#### Task prompt:
Looking at the data below, count the lines that contain the string "icon". Write only the total.

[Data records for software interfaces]
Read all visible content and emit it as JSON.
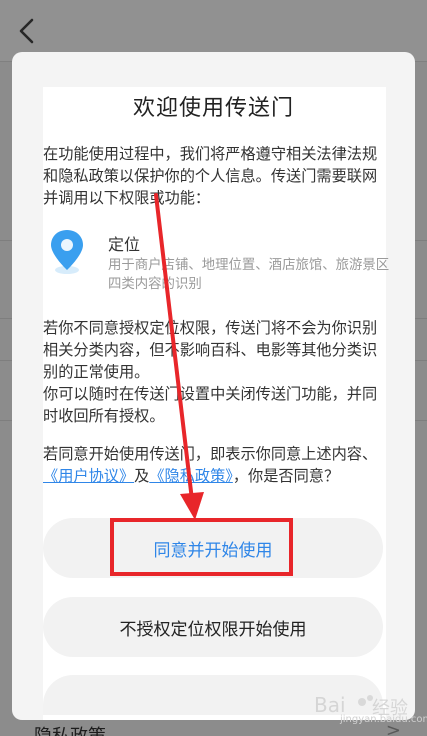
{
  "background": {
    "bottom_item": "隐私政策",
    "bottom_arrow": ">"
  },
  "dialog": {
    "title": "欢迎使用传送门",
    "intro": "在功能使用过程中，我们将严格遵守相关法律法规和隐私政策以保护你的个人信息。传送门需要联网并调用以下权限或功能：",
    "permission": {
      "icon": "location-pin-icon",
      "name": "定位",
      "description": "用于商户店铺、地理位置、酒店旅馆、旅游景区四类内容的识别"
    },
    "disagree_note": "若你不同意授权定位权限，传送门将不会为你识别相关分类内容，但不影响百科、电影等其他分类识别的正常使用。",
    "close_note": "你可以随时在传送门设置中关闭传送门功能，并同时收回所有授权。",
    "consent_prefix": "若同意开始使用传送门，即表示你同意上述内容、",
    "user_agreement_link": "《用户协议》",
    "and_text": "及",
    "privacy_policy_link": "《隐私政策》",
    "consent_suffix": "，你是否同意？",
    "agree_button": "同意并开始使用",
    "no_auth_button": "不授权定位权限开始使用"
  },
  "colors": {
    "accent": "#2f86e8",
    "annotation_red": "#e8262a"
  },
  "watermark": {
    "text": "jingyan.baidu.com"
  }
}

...

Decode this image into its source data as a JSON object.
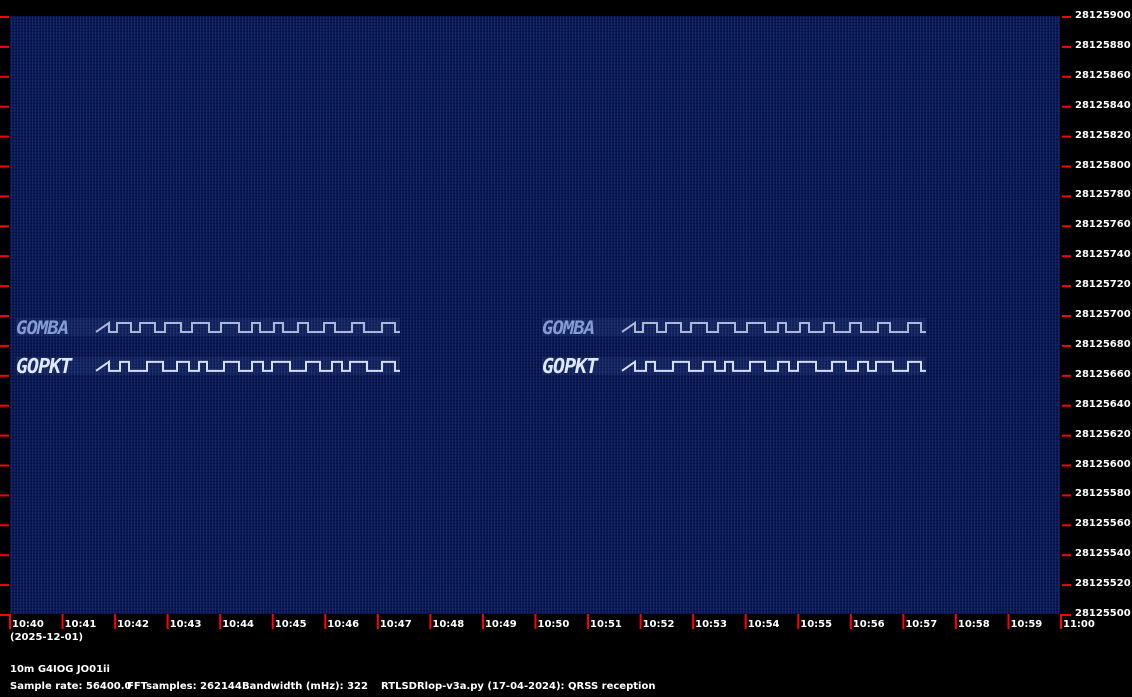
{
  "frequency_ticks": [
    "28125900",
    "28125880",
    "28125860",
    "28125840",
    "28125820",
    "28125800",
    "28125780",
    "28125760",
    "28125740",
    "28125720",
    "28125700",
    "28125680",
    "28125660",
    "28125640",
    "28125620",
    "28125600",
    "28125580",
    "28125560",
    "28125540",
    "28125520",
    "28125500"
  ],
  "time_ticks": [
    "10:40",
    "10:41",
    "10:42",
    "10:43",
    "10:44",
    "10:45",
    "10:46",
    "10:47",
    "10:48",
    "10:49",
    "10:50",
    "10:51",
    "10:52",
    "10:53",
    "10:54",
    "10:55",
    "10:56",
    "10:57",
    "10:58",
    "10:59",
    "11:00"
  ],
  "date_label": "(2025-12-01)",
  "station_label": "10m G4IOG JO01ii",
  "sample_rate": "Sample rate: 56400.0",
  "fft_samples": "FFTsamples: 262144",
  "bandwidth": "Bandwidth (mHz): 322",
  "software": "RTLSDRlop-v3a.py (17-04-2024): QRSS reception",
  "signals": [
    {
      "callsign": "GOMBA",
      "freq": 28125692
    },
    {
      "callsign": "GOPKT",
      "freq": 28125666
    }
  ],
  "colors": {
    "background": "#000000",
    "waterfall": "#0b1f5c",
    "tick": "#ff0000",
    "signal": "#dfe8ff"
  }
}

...

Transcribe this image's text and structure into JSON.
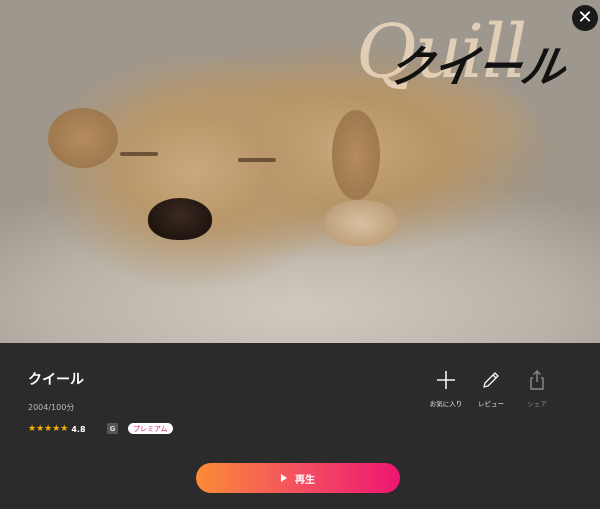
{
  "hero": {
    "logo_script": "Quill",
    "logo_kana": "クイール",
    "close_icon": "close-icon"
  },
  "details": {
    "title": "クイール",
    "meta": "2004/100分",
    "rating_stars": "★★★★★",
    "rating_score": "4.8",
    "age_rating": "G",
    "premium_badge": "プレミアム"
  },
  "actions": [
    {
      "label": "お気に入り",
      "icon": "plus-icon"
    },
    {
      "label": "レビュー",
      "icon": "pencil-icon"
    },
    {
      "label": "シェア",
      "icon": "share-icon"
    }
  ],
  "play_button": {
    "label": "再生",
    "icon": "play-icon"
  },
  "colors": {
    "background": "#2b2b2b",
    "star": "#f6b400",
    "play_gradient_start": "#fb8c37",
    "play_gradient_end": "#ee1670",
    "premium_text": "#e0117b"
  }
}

#### Response to the task:
6